Development of semi-Lagrangian methods

Participants : N. Crouseilles, P. Glanc, A. Hamiaz, S. Hirstoaga, M. Mehrenberger, J. Petri, E. Sonnendrücker, C. Steiner.

The development of numerical methods - here semi-Lagrangian schemes for plasma physic applications- is continued and strengthened in the context of the on-going library Selalib. We intend to improve the robustness of the numerical tools in order to be prepared for future more realistic test problems.

Vlasov-Poisson simulations on cartesian grids

We have developed a 1D x 1D Vlasov-Poisson solver on GPU using optimized FFT of CUDA and applied it on KEEN waves test case, which needs a fine resolution in velocity [46] . An efficiency of 100 Gflops on 4096x4096 grid is obtained while using single precision, and about 30 GFlops on a 2048x3048 grid using double precision.
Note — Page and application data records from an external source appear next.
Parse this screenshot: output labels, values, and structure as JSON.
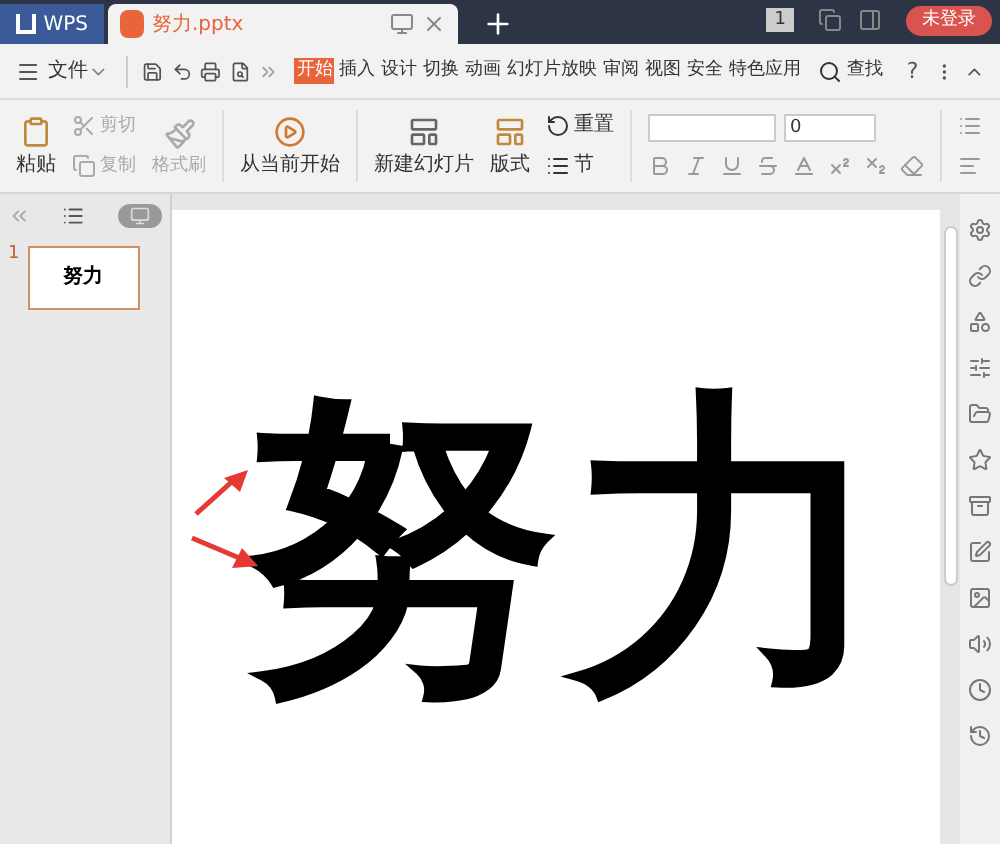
{
  "title_bar": {
    "app_tab": "WPS",
    "doc_tab": "努力.pptx",
    "window_count": "1",
    "login_button": "未登录"
  },
  "menu": {
    "file": "文件",
    "tabs": [
      {
        "label": "开始",
        "selected": true
      },
      {
        "label": "插入",
        "selected": false
      },
      {
        "label": "设计",
        "selected": false
      },
      {
        "label": "切换",
        "selected": false
      },
      {
        "label": "动画",
        "selected": false
      },
      {
        "label": "幻灯片放映",
        "selected": false
      },
      {
        "label": "审阅",
        "selected": false
      },
      {
        "label": "视图",
        "selected": false
      },
      {
        "label": "安全",
        "selected": false
      },
      {
        "label": "特色应用",
        "selected": false
      }
    ],
    "search": "查找",
    "help": "?"
  },
  "ribbon": {
    "paste": "粘贴",
    "cut": {
      "label": "剪切",
      "disabled": true
    },
    "copy": {
      "label": "复制",
      "disabled": true
    },
    "format_painter": {
      "label": "格式刷",
      "disabled": true
    },
    "play_from_current": "从当前开始",
    "new_slide": "新建幻灯片",
    "layout": "版式",
    "reset": "重置",
    "section": "节",
    "font_size": "0"
  },
  "slides_panel": {
    "slide_view_on": true,
    "thumbnails": [
      {
        "number": "1",
        "selected": true,
        "text": "努力"
      }
    ]
  },
  "slide": {
    "text": "努力"
  }
}
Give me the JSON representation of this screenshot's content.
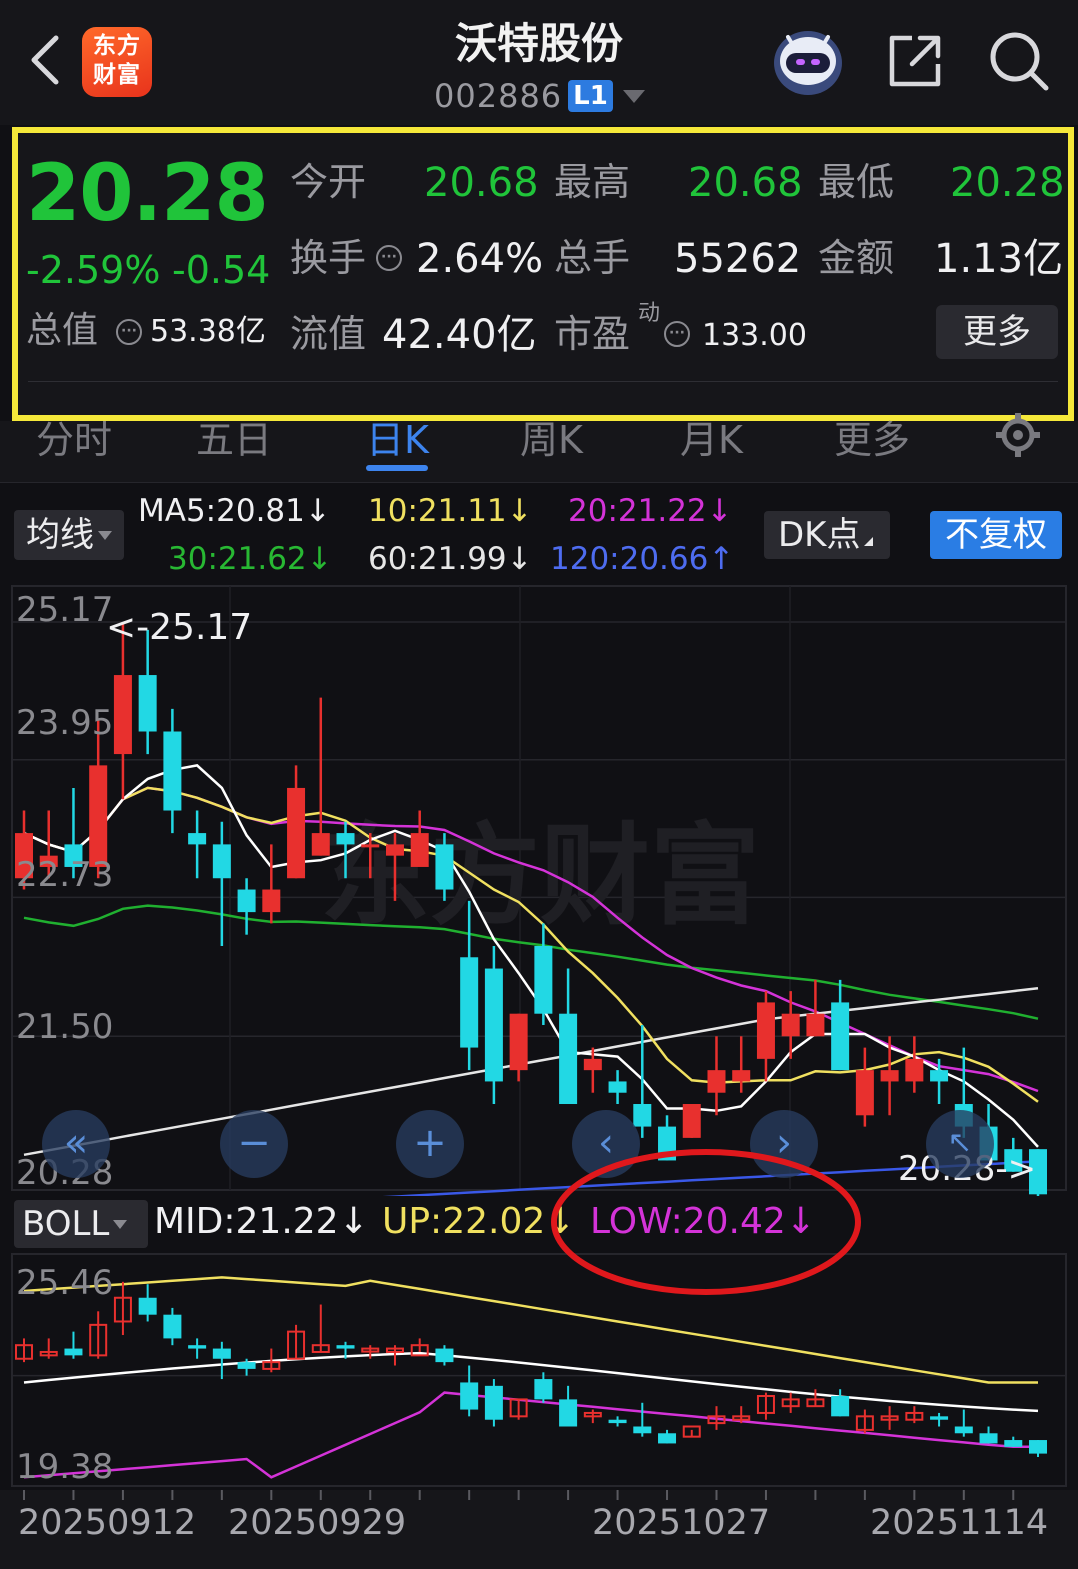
{
  "app": {
    "logo_text": "东方\n财富",
    "title": "沃特股份",
    "code": "002886",
    "level": "L1"
  },
  "quote": {
    "price": "20.28",
    "pct": "-2.59%",
    "chg": "-0.54",
    "open_label": "今开",
    "open": "20.68",
    "high_label": "最高",
    "high": "20.68",
    "low_label": "最低",
    "low": "20.28",
    "turnover_label": "换手",
    "turnover": "2.64%",
    "volume_label": "总手",
    "volume": "55262",
    "amount_label": "金额",
    "amount": "1.13亿",
    "mktcap_label": "总值",
    "mktcap": "53.38亿",
    "float_label": "流值",
    "float": "42.40亿",
    "pe_label": "市盈",
    "pe_sup": "动",
    "pe": "133.00",
    "more_label": "更多"
  },
  "tabs": [
    {
      "label": "分时"
    },
    {
      "label": "五日"
    },
    {
      "label": "日K",
      "active": true
    },
    {
      "label": "周K"
    },
    {
      "label": "月K"
    },
    {
      "label": "更多"
    }
  ],
  "ma": {
    "selector": "均线",
    "ma5": "MA5:20.81↓",
    "ma10": "10:21.11↓",
    "ma20": "20:21.22↓",
    "ma30": "30:21.62↓",
    "ma60": "60:21.99↓",
    "ma120": "120:20.66↑",
    "dk_label": "DK点",
    "adjust_label": "不复权"
  },
  "main_chart": {
    "y_ticks": [
      "25.17",
      "23.95",
      "22.73",
      "21.50",
      "20.28"
    ],
    "max_label": "<-25.17",
    "last_label": "20.28->",
    "watermark": "东方财富"
  },
  "boll": {
    "selector": "BOLL",
    "mid": "MID:21.22↓",
    "up": "UP:22.02↓",
    "low": "LOW:20.42↓",
    "y_ticks": [
      "25.46",
      "19.38"
    ]
  },
  "x_axis": [
    "20250912",
    "20250929",
    "20251027",
    "20251114"
  ],
  "colors": {
    "up": "#e8302e",
    "down": "#22d8e4",
    "ma5": "#ffffff",
    "ma10": "#f0e060",
    "ma20": "#d433d8",
    "ma30": "#20b030",
    "ma60": "#e6e6e6",
    "ma120": "#3a58e8",
    "highlight_box": "#f5e83a",
    "annotation_ellipse": "#e0181c"
  },
  "chart_data": {
    "type": "candlestick",
    "series": [
      {
        "name": "K",
        "ohlc": [
          [
            22.9,
            23.5,
            22.8,
            23.3
          ],
          [
            23.0,
            23.5,
            22.9,
            23.1
          ],
          [
            23.2,
            23.7,
            22.9,
            23.0
          ],
          [
            23.0,
            24.3,
            22.9,
            23.9
          ],
          [
            24.0,
            25.17,
            23.6,
            24.7
          ],
          [
            24.7,
            25.1,
            24.0,
            24.2
          ],
          [
            24.2,
            24.4,
            23.3,
            23.5
          ],
          [
            23.3,
            23.5,
            22.9,
            23.2
          ],
          [
            23.2,
            23.4,
            22.3,
            22.9
          ],
          [
            22.8,
            22.9,
            22.4,
            22.6
          ],
          [
            22.6,
            23.2,
            22.5,
            22.8
          ],
          [
            22.9,
            23.9,
            22.9,
            23.7
          ],
          [
            23.1,
            24.5,
            23.1,
            23.3
          ],
          [
            23.3,
            23.4,
            22.9,
            23.2
          ],
          [
            23.2,
            23.3,
            22.9,
            23.2
          ],
          [
            23.1,
            23.3,
            22.7,
            23.2
          ],
          [
            23.0,
            23.5,
            23.1,
            23.3
          ],
          [
            23.2,
            23.3,
            22.7,
            22.8
          ],
          [
            22.2,
            22.7,
            21.2,
            21.4
          ],
          [
            22.1,
            22.3,
            20.9,
            21.1
          ],
          [
            21.2,
            21.7,
            21.1,
            21.7
          ],
          [
            22.3,
            22.5,
            21.6,
            21.7
          ],
          [
            21.7,
            22.1,
            20.9,
            20.9
          ],
          [
            21.2,
            21.4,
            21.0,
            21.3
          ],
          [
            21.1,
            21.2,
            20.9,
            21.0
          ],
          [
            20.9,
            21.6,
            20.6,
            20.7
          ],
          [
            20.7,
            20.8,
            20.4,
            20.4
          ],
          [
            20.6,
            20.8,
            20.6,
            20.9
          ],
          [
            21.0,
            21.5,
            20.8,
            21.2
          ],
          [
            21.1,
            21.5,
            21.0,
            21.2
          ],
          [
            21.3,
            21.9,
            21.1,
            21.8
          ],
          [
            21.5,
            21.9,
            21.3,
            21.7
          ],
          [
            21.5,
            22.0,
            21.5,
            21.7
          ],
          [
            21.8,
            22.0,
            21.2,
            21.2
          ],
          [
            20.8,
            21.4,
            20.7,
            21.2
          ],
          [
            21.1,
            21.5,
            20.8,
            21.2
          ],
          [
            21.1,
            21.5,
            21.0,
            21.3
          ],
          [
            21.2,
            21.3,
            20.9,
            21.1
          ],
          [
            20.9,
            21.4,
            20.6,
            20.7
          ],
          [
            20.7,
            20.9,
            20.4,
            20.4
          ],
          [
            20.5,
            20.6,
            20.3,
            20.3
          ],
          [
            20.5,
            20.5,
            20.0,
            20.1
          ]
        ]
      }
    ],
    "x_range": [
      "20250912",
      "20251114"
    ],
    "ylim": [
      20.28,
      25.17
    ]
  }
}
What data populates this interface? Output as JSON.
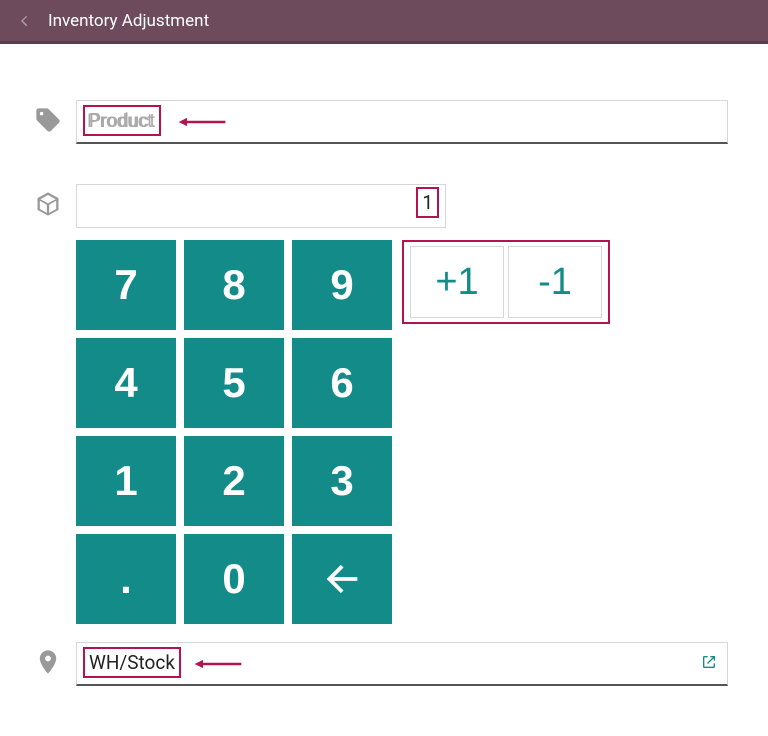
{
  "header": {
    "title": "Inventory Adjustment"
  },
  "product": {
    "placeholder": "Product"
  },
  "quantity": {
    "value": "1"
  },
  "keypad": {
    "keys": [
      "7",
      "8",
      "9",
      "4",
      "5",
      "6",
      "1",
      "2",
      "3",
      ".",
      "0",
      "←"
    ],
    "plus": "+1",
    "minus": "-1"
  },
  "location": {
    "value": "WH/Stock"
  }
}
The approach is valid: implementation effort is reduced, because we rely on external optimizations and the speed-up is quite impressive (only 1 or 2 GFlops were obtained using CPU). We emphasize that FFT is used for the implementation but not (necessarily) for the numerical method. Classical methods like splines or arbitrary high order odd Lagrange interpolation are used, as they can be fitted in this framework. In order to reduce mass conservation issues while using single precision, a delta-f method is validated. The limitation is here the grid size; we were not able to run the code for bigger sizes. We then developed other strategies based on non uniform grids in velocity with cubic splines and two grid strategies (M. Mehrenberger, N. Crouseilles, E. Sonnendrücker, B. Afeyan High-Order Numerical Methods for KEEN Wave Vlasov-Poisson Simulations, Poster at PPPS, 16-21 June 2013, San Francisco) and with the semi-Lagrangian discontinuous Galerkin (SLDG) scheme (C. Steiner, M. Mehrenberger, A semi-Lagrangian discontinuous Galerkin scheme for Vlasov-Poisson equation, poster at Vlasovia, 25-28 November 2013, Nancy). Integration of the code in Selalib with upgraded interface to deal with non uniform grids has been thought but remains to be done. Thanks to the MPI Parallelization of the Selalib code, we should be able to run the code for more interesting physical parameters, in particular, when the drive amplitude goes to zero, which leads to even more localized delta-f function in velocity.

Considering the SLDG scheme, we were able to prove a super convergence property in the case of constant linear advection [48] .

Guiding-center based simulations on polar grids

We continue our work on polar grids, which are intermediate, between cartesian and general curvilinear grids. We have revisited a diocotron simulation previously done with the PIC method [75] by using a (classical) semi-Lagrangian approach. A detailed study of boundary conditions, energy and mass conservation as well as linear growth rates is performed and validated with teh code [33] . We then have extended the code to a first drift kinetic simulation (N. Crouseilles, P. Glanc, S. Hirstoaga, E. Madaule, M. Mehrenberger, J. Pétri, Semi-Lagrangian simulations on polar grids: from diocotron instability to ITG turbulence, poster at Vlasovia, 25-28 November 2013, Nancy) using at first the classical cubic splines method and then a new 2D conservative method, called CSL2D (conservative semi-Lagrangian 2D), based on mesh intersections and displacement of volumes [11] . For the latter method to work, we had to take care of the Jacobian and we used a delta-f method, in order to treat more easily non zero boundary conditions. We have benefitted from previous experience on the FSL2D (forward semi-Lagrangian) method. Again, the integration in Selalib is under development. Linear growth rate is here validated, by solving numerically the dispersion relation using recent results of [21] .

Guiding-center simulations on general curvilinear grids

In order to deal with more complex geometries or to consider field aligned coordinates, we work on generalizing existing methods for curvilinear grids. Guiding center simulations have been successfully performed with the classical cubic splines method and a finite element solver for the Poisson equation developed by A. Back [32] . Further works concern integration in Selalib, in a more modular way. This should help the comparison with other methods as for example the recent CSL2D method [11] but also the previous CSL1D method [5] .